Rajesh Pandit is a common man. He has a family and a job to sustain his family. On account of his work, he often has to travel to different parts of the country. During these trips, he was able to carefully notice modern development, and understand its impact across different parts of India. Every time he would come across a disastrous impact, he’d feel extremely disappointed. However, as he had a lot of family responsibilities, he shied away from taking any step.
Things changed for Rajesh a few years ago when the government ordered indiscriminate felling of thousand-year-old trees for the construction of a Mumbai to Agra highway just outside Nashik. This was unbearable for him and he launched an agitation against the same. He filed a petition against the Maharashtra state government in the Mumbai High Court. Eventually, he was successful in protecting the trees in the disputed region.
Around the same time, his attention was grabbed by the pollution in river Godavari. He realised that the river, that once formed the basis of existence for the city of Nashik was now struggling to save its own existence. Rajesh decided to involve youth and children, and launched a movement.
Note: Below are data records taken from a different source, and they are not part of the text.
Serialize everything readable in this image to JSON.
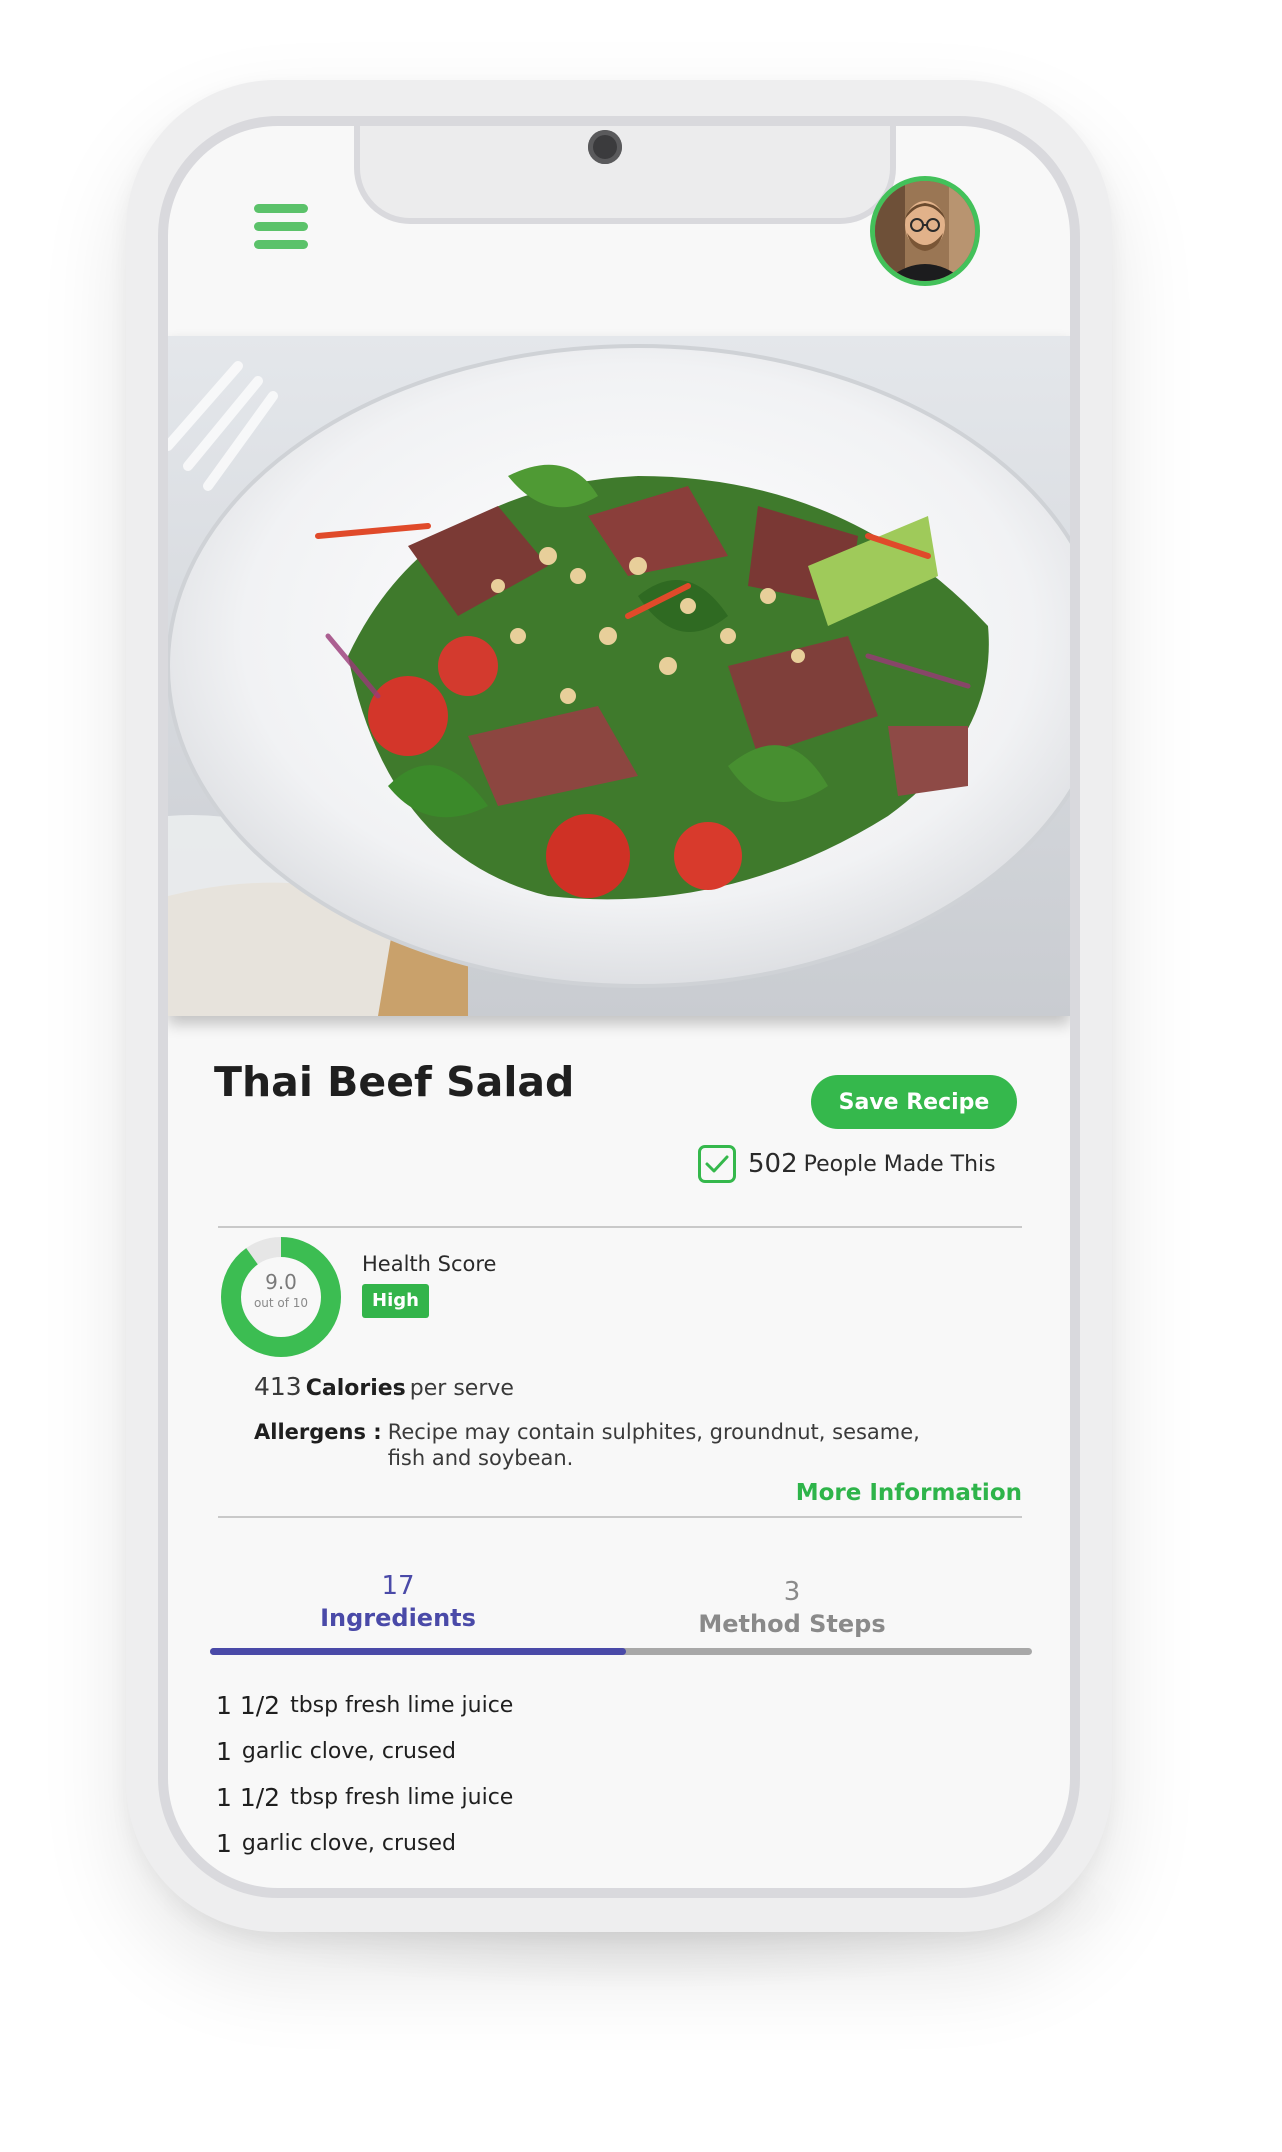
{
  "recipe": {
    "title": "Thai Beef Salad",
    "save_label": "Save Recipe",
    "made_count": "502",
    "made_label": "People Made This"
  },
  "health": {
    "score": 9.0,
    "score_text": "9.0",
    "score_sub": "out of 10",
    "label": "Health Score",
    "badge": "High"
  },
  "nutrition": {
    "calories_value": "413",
    "calories_label": "Calories",
    "calories_suffix": "per serve",
    "allergens_label": "Allergens :",
    "allergens_text": "Recipe may contain sulphites, groundnut, sesame, fish and soybean.",
    "more_info_label": "More Information"
  },
  "tabs": [
    {
      "count": "17",
      "label": "Ingredients",
      "active": true
    },
    {
      "count": "3",
      "label": "Method Steps",
      "active": false
    }
  ],
  "ingredients": [
    {
      "qty": "1 1/2",
      "text": "tbsp fresh lime juice"
    },
    {
      "qty": "1",
      "text": "garlic clove, crused"
    },
    {
      "qty": "1 1/2",
      "text": "tbsp fresh lime juice"
    },
    {
      "qty": "1",
      "text": "garlic clove, crused"
    }
  ],
  "icons": {
    "menu": "hamburger-menu-icon",
    "avatar": "user-avatar",
    "made": "checkbox-checked-icon"
  },
  "colors": {
    "accent_green": "#35b84c",
    "tab_active": "#4a4aa8",
    "tab_inactive": "#8a8a8a"
  }
}
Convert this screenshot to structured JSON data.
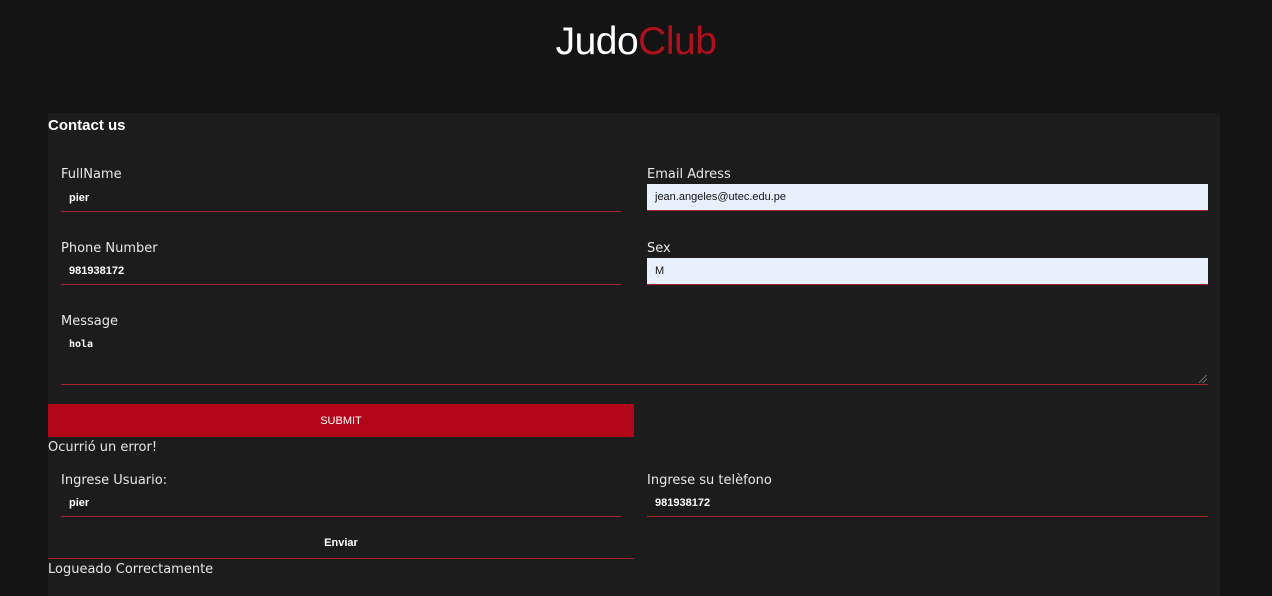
{
  "brand": {
    "part1": "Judo",
    "part2": "Club"
  },
  "contact": {
    "title": "Contact us",
    "fullname_label": "FullName",
    "fullname_value": "pier",
    "email_label": "Email Adress",
    "email_value": "jean.angeles@utec.edu.pe",
    "phone_label": "Phone Number",
    "phone_value": "981938172",
    "sex_label": "Sex",
    "sex_value": "M",
    "message_label": "Message",
    "message_value": "hola",
    "submit_label": "SUBMIT",
    "error_text": "Ocurrió un error!"
  },
  "login": {
    "user_label": "Ingrese Usuario:",
    "user_value": "pier",
    "phone_label": "Ingrese su telèfono",
    "phone_value": "981938172",
    "send_label": "Enviar",
    "success_text": "Logueado Correctamente"
  },
  "colors": {
    "accent": "#b10718",
    "background": "#141414",
    "panel": "#1c1c1d",
    "autofill": "#e8f0fe"
  }
}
However, as usually happens in this nation, things were not moving forward beyond mere assurances from authorities. He realised that, once again, he was not left with any option but to approach the judiciary. He filed a petition against Nashik city’s municipal corporation, the state government and the Centre. When the judges reprimanded the administration, some work finally started for the restoration of the Godavari.
It was a time when the citizens of Nashik had become reckless towards its river. So, besides asking the government to take some necessary steps, it was equally important to create awareness about the importance of a clean and healthy river, and involve the local community in the protection of the Godavari. For this purpose, he launched a mass awareness campaign through which 12 lakh children, in a day, pledged to protect the river. On another day, 6,28,000 trees were planted. Some years later, on a World Environment Day ahead of the Kumbh Mela, Rajesh motivated 22,000 individuals from various sections of the society to come together to launch a community cleaning operation.
Rajesh didn’t stop at these successes, he went on to request the government to build a close relation between the Kumbh Mela and the nature in an effort towards bringing people closer to the needs of their environment. He also began to call the festival the Green Kumbh. However, things could not move as smoothly as he had wished. The powerful people of the city and administration put a lot of pressure on him. Rajesh was labeled a Green Terrorist and an ‘enemy of development’ but he could not be stopped.
Today, the Godavari has managed to earn back its due respect and healthy existence in some parts of Nashik but there’s a long road ahead.
Rajesh believes, “An enemy of the Godavari is an enemy of ours.”